Use of standardized patients to assess between-physician variations in resource utilization

JAMA. 1997 Oct 8;278(14):1164-8.


Context: As medical costs are increasingly being scrutinized, there is heightened interest in defining variations in physician behavior in clinical settings.

Objective: To evaluate if standardized patient (SP) technology is a reliable and feasible method of studying interphysician variations in test ordering, referral requests, prescribing behavior, and visit costs.

Design: The study was conducted with blinded SP visits to family medicine and internal medicine residents, university-affiliated family physicians, and community-based family physicians. Resource utilization and visit costs were assessed using test requisitions, consult requests, and prescriptions that were collected by the SPs.

Setting: Physicians' offices in ambulatory care, hospital-based clinics and in the community.

Participants: Four persons (aged 57-77 years) trained to simulate having osteoarthritis of the hip. In one simulation, the patient had gastropathy due to nonsteroidal anti-inflammatory drug use, and in the other, the patient sought therapy for hip discomfort.

Main outcome measures: Reliability of cost estimates of physician services, tests, consultations, prescriptions, and total visits and test-ordering behavior for nonsteroidal anti-inflammatory gastropathy.

Results: Overall, 112 (63%) of the physicians who were sent invitations to the study agreed to participate. Of 312 total SP visits conducted over a 1-year period, unblinding due to SP detection occurred on 36 occasions (11.5%). Reliable cost estimates of physician services, tests, and consultations, and moderately reliable estimates of total visit costs, were obtained with 4 visits per practicing physician and with 2 visits per resident. There were extreme variations in total visit costs generated by the study physicians. A small number of physicians had a major impact on this variability.

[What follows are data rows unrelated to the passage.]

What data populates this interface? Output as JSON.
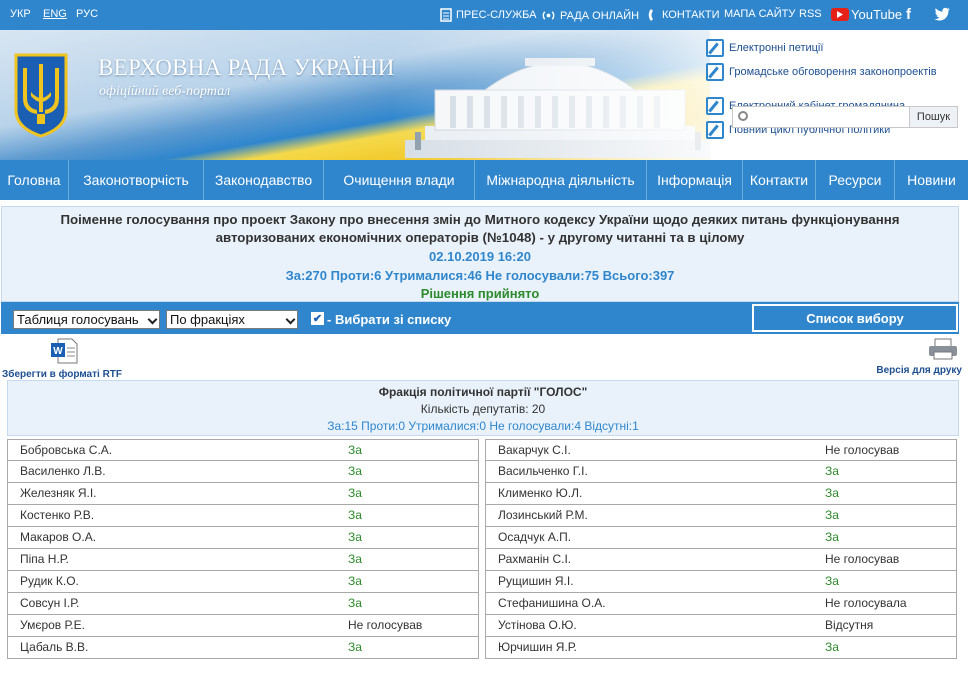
{
  "topbar": {
    "languages": [
      "УКР",
      "ENG",
      "РУС"
    ],
    "press": "ПРЕС-СЛУЖБА",
    "online": "РАДА ОНЛАЙН",
    "contacts": "КОНТАКТИ",
    "sitemap": "МАПА САЙТУ",
    "rss": "RSS",
    "youtube": "YouTube"
  },
  "header": {
    "title": "ВЕРХОВНА РАДА УКРАЇНИ",
    "subtitle": "офіційний веб-портал",
    "links": [
      "Електронні петиції",
      "Громадське обговорення законопроектів",
      "Електронний кабінет громадянина",
      "Повний цикл публічної політики"
    ],
    "search_button": "Пошук"
  },
  "nav": [
    "Головна",
    "Законотворчість",
    "Законодавство",
    "Очищення влади",
    "Міжнародна діяльність",
    "Інформація",
    "Контакти",
    "Ресурси",
    "Новини"
  ],
  "vote": {
    "title": "Поіменне голосування про проект Закону про внесення змін до Митного кодексу України щодо деяких питань функціонування авторизованих економічних операторів (№1048) - у другому читанні та в цілому",
    "datetime": "02.10.2019 16:20",
    "totals": "За:270 Проти:6 Утрималися:46 Не голосували:75 Всього:397",
    "result": "Рішення прийнято"
  },
  "controls": {
    "table_select": "Таблиця голосувань",
    "group_select": "По фракціях",
    "choose_label": "- Вибрати зі списку",
    "list_button": "Список вибору"
  },
  "rtf_label": "Зберегти в форматі RTF",
  "print_label": "Версія для друку",
  "fraction": {
    "name": "Фракція політичної партії \"ГОЛОС\"",
    "count": "Кількість депутатів: 20",
    "totals": "За:15 Проти:0 Утрималися:0 Не голосували:4 Відсутні:1"
  },
  "deputies_left": [
    {
      "name": "Бобровська С.А.",
      "result": "За"
    },
    {
      "name": "Василенко Л.В.",
      "result": "За"
    },
    {
      "name": "Железняк Я.І.",
      "result": "За"
    },
    {
      "name": "Костенко Р.В.",
      "result": "За"
    },
    {
      "name": "Макаров О.А.",
      "result": "За"
    },
    {
      "name": "Піпа Н.Р.",
      "result": "За"
    },
    {
      "name": "Рудик К.О.",
      "result": "За"
    },
    {
      "name": "Совсун І.Р.",
      "result": "За"
    },
    {
      "name": "Умєров Р.Е.",
      "result": "Не голосував"
    },
    {
      "name": "Цабаль В.В.",
      "result": "За"
    }
  ],
  "deputies_right": [
    {
      "name": "Вакарчук С.І.",
      "result": "Не голосував"
    },
    {
      "name": "Васильченко Г.І.",
      "result": "За"
    },
    {
      "name": "Клименко Ю.Л.",
      "result": "За"
    },
    {
      "name": "Лозинський Р.М.",
      "result": "За"
    },
    {
      "name": "Осадчук А.П.",
      "result": "За"
    },
    {
      "name": "Рахманін С.І.",
      "result": "Не голосував"
    },
    {
      "name": "Рущишин Я.І.",
      "result": "За"
    },
    {
      "name": "Стефанишина О.А.",
      "result": "Не голосувала"
    },
    {
      "name": "Устінова О.Ю.",
      "result": "Відсутня"
    },
    {
      "name": "Юрчишин Я.Р.",
      "result": "За"
    }
  ]
}
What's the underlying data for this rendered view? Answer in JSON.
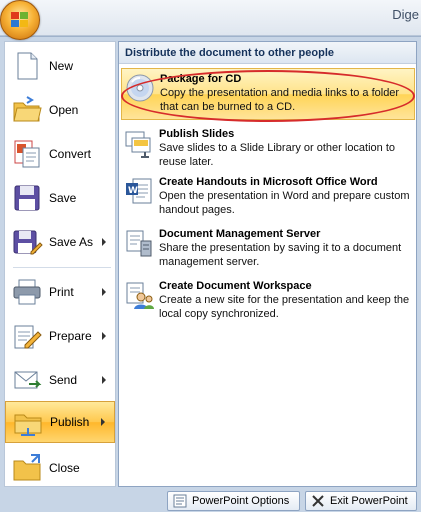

Conclusion: Standardized patient technology provides a reliable, feasible method to assess variations in resource utilization between physicians.

Publication types

  • Research Support, Non-U.S. Gov't

MeSH terms

  • Diagnosis-Related Groups
  • Diagnostic Tests, Routine / economics
  • Diagnostic Tests, Routine / statistics & numerical data
  • Drug Utilization / statistics & numerical data
  • Feasibility Studies
  • Health Resources / economics
  • Health Resources / statistics & numerical data*
  • Health Services Research / methods*
  • Humans
  • Logistic Models
  • Patient Simulation*
  • Practice Patterns, Physicians' / economics
  • Practice Patterns, Physicians' / statistics & numerical data*
  • Practice Patterns, Physicians' / trends
  • Referral and Consultation / statistics & numerical data
  • Reproducibility of Results
  • United States